### Data extract
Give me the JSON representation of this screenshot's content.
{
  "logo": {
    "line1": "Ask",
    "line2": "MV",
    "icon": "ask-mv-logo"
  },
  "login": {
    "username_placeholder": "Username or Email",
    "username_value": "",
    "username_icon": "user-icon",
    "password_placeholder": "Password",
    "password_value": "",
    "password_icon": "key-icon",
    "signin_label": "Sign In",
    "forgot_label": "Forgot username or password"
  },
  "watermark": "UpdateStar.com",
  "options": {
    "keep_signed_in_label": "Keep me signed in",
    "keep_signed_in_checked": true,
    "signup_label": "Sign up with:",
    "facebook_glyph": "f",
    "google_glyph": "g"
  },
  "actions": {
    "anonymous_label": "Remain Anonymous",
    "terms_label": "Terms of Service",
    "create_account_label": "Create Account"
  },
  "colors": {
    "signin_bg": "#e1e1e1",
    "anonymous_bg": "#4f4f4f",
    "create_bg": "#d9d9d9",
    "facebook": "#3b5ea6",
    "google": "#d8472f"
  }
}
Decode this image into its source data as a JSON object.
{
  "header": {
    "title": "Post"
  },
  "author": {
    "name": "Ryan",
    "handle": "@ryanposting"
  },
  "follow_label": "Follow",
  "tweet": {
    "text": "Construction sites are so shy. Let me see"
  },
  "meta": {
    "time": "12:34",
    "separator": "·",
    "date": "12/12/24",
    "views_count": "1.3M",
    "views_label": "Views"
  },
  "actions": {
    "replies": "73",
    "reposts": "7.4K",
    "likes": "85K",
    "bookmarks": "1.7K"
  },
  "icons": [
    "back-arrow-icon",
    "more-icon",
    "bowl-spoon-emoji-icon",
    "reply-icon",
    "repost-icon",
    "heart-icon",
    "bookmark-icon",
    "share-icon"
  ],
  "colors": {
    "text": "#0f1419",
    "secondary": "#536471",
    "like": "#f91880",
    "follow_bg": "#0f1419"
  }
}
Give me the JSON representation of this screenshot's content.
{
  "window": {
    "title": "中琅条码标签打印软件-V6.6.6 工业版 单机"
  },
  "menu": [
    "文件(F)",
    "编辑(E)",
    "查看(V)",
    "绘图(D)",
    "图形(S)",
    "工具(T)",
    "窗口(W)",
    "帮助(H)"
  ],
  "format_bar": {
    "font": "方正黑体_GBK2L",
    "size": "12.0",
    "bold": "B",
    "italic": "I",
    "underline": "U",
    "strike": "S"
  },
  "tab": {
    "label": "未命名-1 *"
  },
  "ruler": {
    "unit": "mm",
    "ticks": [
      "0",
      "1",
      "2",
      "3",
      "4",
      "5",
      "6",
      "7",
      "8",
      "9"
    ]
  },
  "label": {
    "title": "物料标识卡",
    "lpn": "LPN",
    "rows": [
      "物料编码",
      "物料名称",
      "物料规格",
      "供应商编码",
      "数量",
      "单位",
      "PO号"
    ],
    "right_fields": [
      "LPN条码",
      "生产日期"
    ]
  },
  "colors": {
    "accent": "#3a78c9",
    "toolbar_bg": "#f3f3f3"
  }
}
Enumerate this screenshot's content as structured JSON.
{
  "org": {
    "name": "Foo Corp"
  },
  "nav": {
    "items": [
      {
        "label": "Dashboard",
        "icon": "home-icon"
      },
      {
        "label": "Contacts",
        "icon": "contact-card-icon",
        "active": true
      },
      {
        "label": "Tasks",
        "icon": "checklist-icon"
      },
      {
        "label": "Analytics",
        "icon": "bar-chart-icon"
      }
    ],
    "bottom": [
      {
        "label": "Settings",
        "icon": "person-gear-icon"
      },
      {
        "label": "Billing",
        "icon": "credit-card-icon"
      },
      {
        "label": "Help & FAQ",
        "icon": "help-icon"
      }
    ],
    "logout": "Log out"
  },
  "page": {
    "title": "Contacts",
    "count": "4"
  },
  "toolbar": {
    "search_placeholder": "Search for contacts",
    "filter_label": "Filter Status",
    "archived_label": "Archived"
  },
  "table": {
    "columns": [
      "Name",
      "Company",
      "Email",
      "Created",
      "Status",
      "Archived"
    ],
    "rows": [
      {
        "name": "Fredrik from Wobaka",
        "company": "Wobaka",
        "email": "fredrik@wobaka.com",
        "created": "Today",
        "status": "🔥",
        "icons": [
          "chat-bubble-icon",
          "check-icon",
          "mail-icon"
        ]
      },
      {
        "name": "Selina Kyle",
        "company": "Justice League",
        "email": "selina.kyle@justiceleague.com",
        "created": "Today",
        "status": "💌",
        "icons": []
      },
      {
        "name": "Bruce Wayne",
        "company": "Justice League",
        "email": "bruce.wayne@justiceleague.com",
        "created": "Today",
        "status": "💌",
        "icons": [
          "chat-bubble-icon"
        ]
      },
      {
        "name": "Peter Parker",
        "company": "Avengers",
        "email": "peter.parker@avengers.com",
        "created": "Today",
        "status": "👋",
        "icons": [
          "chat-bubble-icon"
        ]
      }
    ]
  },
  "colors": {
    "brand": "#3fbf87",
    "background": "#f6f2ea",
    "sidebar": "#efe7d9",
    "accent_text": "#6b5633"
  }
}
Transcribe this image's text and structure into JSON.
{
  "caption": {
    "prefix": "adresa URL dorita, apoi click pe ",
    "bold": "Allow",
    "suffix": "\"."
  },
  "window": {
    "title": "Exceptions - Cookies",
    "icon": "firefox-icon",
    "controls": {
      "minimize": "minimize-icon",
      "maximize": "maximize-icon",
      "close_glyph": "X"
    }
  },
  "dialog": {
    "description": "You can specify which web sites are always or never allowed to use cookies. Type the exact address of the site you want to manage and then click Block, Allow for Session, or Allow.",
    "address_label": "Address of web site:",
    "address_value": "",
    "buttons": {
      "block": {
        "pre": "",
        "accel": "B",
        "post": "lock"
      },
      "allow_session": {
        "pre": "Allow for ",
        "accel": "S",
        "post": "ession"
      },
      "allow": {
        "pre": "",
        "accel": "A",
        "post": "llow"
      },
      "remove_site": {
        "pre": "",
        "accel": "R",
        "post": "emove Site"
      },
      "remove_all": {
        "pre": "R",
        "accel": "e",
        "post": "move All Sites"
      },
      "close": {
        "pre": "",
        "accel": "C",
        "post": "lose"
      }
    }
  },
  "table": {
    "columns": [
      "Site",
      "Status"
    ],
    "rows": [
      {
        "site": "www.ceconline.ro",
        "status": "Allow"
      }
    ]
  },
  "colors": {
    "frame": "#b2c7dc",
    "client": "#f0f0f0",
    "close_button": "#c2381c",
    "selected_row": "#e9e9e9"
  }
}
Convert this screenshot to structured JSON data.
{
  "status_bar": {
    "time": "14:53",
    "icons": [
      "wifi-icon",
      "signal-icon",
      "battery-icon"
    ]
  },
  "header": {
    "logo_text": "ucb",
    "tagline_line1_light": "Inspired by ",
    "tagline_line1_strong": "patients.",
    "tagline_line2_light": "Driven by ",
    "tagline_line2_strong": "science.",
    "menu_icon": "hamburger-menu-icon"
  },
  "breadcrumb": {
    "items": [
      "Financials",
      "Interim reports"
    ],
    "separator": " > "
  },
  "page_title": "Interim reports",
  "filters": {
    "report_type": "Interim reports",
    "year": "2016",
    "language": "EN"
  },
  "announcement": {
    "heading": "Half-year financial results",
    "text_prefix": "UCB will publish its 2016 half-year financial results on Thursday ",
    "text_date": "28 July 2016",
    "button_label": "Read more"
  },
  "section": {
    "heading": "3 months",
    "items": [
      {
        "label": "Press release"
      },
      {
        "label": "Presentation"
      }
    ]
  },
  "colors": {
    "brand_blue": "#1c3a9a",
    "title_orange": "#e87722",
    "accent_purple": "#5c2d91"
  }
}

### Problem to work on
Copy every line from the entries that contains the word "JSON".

### Reply to the exercise
Give me the JSON representation of this screenshot's content.
Decode this image into its source data as a JSON object.
Give me the JSON representation of this screenshot's content.
Enumerate this screenshot's content as structured JSON.
Transcribe this image's text and structure into JSON.
Convert this screenshot to structured JSON data.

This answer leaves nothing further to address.